The theory of “control” in paragliding by Maxime Bellemin
During a meeting with French paragliding coaches last year, Julien described the concept of control he develops with the pilots he manages at Pôle Espoir (a college facility mixing studies and sports practice). He introduced an equation supposed to define control. This formula teased me and seemed not to be reflecting all possible situations. On the other hand, the effort to present a mathematical solution to this problem revealed a strong and positive process that deserved being thoroughly studied.
In the case presented today, pilot B adopts an optimal transition speed. This speed, as has retained the assiduous and attentive reader, varies with altitude between best glide speed and a bit faster than McCready speed, which in turn is determined by the expected climb rate climb in the next thermal. But as the pilot B has not read the good book and I need to simplify my equations, we will assume that he flies at a constant speed, that is the McCready speed…

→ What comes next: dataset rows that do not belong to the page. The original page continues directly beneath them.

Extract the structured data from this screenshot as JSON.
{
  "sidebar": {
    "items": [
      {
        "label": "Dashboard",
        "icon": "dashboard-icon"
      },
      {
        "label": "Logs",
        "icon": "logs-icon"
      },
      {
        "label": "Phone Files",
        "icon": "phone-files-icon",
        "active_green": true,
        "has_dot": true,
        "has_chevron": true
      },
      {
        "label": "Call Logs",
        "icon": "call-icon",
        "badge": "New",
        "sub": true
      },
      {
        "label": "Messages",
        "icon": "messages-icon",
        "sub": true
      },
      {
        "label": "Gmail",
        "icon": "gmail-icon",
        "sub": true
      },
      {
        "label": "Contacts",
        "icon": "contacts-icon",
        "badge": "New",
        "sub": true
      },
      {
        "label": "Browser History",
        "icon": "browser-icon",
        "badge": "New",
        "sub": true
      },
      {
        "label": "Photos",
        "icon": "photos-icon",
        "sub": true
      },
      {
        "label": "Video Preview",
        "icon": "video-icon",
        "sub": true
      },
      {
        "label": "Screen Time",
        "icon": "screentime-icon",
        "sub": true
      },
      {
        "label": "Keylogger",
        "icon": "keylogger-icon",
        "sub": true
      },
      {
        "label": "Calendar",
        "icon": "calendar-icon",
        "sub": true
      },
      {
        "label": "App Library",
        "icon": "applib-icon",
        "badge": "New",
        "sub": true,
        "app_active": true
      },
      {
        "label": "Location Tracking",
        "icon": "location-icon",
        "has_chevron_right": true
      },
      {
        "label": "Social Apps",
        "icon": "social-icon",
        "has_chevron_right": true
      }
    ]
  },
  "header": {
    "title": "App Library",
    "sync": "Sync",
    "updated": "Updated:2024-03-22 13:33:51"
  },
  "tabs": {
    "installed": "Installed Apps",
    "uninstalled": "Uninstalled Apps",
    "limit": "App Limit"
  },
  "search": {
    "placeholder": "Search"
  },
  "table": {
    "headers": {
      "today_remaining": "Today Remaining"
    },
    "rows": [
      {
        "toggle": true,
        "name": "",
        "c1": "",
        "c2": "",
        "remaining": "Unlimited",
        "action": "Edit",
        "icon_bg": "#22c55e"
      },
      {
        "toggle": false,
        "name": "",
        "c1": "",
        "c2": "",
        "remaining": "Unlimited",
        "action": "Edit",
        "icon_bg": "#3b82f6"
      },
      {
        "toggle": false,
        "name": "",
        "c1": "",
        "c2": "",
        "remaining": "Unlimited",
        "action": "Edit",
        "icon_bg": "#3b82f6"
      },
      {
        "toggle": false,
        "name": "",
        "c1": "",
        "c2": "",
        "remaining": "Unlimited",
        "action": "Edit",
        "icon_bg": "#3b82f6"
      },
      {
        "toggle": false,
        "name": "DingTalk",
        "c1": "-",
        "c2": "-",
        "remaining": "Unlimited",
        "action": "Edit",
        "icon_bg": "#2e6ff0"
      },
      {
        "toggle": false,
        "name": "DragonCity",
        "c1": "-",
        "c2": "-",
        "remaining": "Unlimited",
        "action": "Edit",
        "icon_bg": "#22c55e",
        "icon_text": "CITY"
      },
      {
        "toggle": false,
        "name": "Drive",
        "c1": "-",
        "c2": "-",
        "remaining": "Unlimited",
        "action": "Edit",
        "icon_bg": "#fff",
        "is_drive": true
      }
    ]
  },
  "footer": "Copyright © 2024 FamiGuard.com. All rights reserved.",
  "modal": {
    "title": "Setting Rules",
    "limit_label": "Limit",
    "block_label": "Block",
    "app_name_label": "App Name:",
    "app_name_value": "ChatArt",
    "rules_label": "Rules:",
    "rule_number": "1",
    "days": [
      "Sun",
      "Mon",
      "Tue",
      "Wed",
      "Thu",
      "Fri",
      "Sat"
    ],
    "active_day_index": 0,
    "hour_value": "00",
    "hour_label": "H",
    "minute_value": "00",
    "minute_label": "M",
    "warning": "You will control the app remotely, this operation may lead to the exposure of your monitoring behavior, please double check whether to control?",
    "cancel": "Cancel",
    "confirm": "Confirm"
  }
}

My first conclusion is a generality: a control situation is limited in time and space. If you are in a situation of control you must accept to gradually lose your advantage and it should motivate you to try to increase your edge, not just to manage it. Furthermore there is no unique definition of control, it can be exercised in different ways, depending on the freedom left to the pilot under control.